[Web page and app entries]
===

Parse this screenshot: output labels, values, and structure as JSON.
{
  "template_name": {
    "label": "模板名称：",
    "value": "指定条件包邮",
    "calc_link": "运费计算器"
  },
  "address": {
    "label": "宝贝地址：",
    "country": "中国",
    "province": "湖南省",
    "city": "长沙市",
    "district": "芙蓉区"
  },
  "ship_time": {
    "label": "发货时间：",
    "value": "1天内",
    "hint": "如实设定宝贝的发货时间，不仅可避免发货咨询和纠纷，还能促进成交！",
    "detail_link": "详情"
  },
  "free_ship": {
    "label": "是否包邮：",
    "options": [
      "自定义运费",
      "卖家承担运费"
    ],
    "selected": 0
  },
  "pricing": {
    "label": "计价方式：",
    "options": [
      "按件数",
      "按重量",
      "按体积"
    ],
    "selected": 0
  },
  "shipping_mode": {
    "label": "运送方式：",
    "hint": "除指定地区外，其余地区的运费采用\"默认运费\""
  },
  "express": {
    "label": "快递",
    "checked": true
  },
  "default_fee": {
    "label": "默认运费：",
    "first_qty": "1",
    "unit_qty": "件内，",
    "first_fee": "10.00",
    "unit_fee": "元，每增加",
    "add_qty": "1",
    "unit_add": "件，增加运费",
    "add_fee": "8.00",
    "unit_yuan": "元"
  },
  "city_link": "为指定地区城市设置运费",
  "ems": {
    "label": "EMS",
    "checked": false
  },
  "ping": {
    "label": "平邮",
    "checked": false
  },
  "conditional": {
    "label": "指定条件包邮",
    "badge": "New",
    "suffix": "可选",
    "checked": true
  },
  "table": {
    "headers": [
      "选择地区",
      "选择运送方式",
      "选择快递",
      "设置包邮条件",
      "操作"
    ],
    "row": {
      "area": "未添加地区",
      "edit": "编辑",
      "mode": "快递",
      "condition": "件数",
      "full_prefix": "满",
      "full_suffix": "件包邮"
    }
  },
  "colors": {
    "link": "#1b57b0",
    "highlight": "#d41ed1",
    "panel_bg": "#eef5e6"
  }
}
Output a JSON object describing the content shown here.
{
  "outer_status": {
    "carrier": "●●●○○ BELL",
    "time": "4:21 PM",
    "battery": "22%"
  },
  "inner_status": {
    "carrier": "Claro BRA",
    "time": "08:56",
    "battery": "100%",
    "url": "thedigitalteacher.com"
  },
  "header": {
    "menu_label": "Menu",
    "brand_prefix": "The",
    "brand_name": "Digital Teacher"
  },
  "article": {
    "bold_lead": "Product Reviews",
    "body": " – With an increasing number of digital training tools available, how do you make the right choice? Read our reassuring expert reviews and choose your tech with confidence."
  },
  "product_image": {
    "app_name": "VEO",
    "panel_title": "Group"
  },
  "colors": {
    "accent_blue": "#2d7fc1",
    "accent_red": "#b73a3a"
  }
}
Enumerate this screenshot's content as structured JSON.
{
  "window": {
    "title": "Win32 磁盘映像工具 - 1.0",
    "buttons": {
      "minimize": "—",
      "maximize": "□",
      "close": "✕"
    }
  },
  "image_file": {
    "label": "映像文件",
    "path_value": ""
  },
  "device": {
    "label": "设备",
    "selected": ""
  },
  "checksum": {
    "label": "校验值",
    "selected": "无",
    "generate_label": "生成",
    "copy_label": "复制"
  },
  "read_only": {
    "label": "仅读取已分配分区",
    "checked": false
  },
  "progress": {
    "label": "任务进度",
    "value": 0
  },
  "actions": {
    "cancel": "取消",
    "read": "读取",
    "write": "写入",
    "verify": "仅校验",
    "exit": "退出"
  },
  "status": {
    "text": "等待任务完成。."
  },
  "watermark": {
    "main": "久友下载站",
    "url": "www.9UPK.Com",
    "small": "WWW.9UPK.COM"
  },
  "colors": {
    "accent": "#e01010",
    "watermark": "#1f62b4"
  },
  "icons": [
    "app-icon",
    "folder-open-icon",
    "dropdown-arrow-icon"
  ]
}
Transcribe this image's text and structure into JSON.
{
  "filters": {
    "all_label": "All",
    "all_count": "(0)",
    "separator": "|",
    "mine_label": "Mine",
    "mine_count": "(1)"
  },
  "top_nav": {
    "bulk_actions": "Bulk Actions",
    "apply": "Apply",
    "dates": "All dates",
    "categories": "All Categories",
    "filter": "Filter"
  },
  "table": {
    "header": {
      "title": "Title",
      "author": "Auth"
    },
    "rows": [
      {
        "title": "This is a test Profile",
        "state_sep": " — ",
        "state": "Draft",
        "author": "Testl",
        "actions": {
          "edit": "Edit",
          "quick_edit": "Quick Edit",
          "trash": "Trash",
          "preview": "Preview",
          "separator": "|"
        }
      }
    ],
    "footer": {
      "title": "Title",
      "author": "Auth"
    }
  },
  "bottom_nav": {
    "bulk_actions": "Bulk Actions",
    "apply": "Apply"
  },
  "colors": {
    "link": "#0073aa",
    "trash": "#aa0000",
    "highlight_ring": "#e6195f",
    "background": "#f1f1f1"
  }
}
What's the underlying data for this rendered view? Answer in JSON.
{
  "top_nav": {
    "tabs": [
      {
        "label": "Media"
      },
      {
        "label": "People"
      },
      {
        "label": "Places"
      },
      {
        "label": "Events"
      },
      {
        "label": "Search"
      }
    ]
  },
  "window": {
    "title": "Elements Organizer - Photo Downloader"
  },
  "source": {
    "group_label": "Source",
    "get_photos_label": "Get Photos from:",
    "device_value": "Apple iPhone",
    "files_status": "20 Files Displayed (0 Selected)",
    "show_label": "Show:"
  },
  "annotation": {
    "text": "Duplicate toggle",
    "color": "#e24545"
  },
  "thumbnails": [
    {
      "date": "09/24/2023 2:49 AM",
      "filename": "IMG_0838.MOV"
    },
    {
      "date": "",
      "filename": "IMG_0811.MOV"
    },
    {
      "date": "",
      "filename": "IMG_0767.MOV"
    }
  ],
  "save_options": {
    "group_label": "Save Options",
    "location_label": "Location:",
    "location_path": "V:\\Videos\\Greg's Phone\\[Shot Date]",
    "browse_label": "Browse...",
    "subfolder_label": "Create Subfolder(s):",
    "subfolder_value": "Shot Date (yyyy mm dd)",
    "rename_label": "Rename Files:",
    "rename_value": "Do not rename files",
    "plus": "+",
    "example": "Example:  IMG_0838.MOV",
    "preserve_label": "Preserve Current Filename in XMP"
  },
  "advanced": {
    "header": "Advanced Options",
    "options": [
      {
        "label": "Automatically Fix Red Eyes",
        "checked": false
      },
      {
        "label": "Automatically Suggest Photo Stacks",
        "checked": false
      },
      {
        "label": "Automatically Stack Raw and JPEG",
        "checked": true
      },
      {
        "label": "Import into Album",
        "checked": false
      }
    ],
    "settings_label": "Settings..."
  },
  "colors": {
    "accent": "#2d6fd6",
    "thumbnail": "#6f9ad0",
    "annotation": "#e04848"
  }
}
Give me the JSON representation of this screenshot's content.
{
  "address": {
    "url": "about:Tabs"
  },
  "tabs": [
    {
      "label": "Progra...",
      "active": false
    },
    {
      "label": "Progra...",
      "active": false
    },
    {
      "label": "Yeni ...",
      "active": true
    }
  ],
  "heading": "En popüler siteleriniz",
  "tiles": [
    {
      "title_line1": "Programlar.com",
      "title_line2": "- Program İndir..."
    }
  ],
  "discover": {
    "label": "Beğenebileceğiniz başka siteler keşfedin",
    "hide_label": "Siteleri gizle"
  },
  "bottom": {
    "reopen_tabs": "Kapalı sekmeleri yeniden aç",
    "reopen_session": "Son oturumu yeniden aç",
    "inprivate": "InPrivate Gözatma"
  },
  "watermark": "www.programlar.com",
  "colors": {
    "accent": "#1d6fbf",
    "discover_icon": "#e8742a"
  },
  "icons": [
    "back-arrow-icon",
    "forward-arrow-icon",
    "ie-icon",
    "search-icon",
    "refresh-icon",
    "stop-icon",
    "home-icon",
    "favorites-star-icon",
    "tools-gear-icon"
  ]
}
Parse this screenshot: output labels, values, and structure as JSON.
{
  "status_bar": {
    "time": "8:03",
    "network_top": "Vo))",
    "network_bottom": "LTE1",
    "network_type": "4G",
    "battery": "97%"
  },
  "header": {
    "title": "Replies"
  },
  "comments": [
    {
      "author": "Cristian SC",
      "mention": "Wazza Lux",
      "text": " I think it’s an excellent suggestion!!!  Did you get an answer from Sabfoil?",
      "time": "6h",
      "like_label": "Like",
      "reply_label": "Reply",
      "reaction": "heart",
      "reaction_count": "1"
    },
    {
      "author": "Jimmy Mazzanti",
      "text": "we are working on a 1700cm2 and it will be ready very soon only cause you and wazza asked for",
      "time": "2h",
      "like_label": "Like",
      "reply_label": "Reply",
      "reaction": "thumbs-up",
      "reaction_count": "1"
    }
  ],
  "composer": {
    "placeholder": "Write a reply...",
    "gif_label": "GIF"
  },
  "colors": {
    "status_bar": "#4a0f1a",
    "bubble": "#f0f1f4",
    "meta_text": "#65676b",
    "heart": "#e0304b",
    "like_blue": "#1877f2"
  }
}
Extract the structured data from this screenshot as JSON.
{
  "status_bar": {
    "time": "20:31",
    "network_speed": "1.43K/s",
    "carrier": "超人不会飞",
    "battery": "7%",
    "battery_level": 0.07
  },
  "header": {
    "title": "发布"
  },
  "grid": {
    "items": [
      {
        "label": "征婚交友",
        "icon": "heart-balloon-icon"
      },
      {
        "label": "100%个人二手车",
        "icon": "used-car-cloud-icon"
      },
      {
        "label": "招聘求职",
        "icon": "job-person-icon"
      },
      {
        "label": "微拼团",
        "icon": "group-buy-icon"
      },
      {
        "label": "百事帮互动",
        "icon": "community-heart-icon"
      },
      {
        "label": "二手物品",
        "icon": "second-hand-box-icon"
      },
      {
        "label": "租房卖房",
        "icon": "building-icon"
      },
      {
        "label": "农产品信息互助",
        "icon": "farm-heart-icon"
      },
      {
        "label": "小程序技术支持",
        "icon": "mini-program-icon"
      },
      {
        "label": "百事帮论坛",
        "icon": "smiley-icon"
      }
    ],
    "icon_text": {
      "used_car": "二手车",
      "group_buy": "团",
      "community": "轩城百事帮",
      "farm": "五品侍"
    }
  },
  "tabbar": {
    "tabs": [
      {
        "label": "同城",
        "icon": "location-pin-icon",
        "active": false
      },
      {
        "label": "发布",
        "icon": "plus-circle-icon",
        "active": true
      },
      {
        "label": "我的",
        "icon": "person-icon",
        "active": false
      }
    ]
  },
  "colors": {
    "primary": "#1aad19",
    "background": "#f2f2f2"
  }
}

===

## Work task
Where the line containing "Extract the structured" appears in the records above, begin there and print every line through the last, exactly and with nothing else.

## Solution to this problem
Extract the structured data from this screenshot as JSON.
{
  "status_bar": {
    "time": "20:31",
    "network_speed": "1.43K/s",
    "carrier": "超人不会飞",
    "battery": "7%",
    "battery_level": 0.07
  },
  "header": {
    "title": "发布"
  },
  "grid": {
    "items": [
      {
        "label": "征婚交友",
        "icon": "heart-balloon-icon"
      },
      {
        "label": "100%个人二手车",
        "icon": "used-car-cloud-icon"
      },
      {
        "label": "招聘求职",
        "icon": "job-person-icon"
      },
      {
        "label": "微拼团",
        "icon": "group-buy-icon"
      },
      {
        "label": "百事帮互动",
        "icon": "community-heart-icon"
      },
      {
        "label": "二手物品",
        "icon": "second-hand-box-icon"
      },
      {
        "label": "租房卖房",
        "icon": "building-icon"
      },
      {
        "label": "农产品信息互助",
        "icon": "farm-heart-icon"
      },
      {
        "label": "小程序技术支持",
        "icon": "mini-program-icon"
      },
      {
        "label": "百事帮论坛",
        "icon": "smiley-icon"
      }
    ],
    "icon_text": {
      "used_car": "二手车",
      "group_buy": "团",
      "community": "轩城百事帮",
      "farm": "五品侍"
    }
  },
  "tabbar": {
    "tabs": [
      {
        "label": "同城",
        "icon": "location-pin-icon",
        "active": false
      },
      {
        "label": "发布",
        "icon": "plus-circle-icon",
        "active": true
      },
      {
        "label": "我的",
        "icon": "person-icon",
        "active": false
      }
    ]
  },
  "colors": {
    "primary": "#1aad19",
    "background": "#f2f2f2"
  }
}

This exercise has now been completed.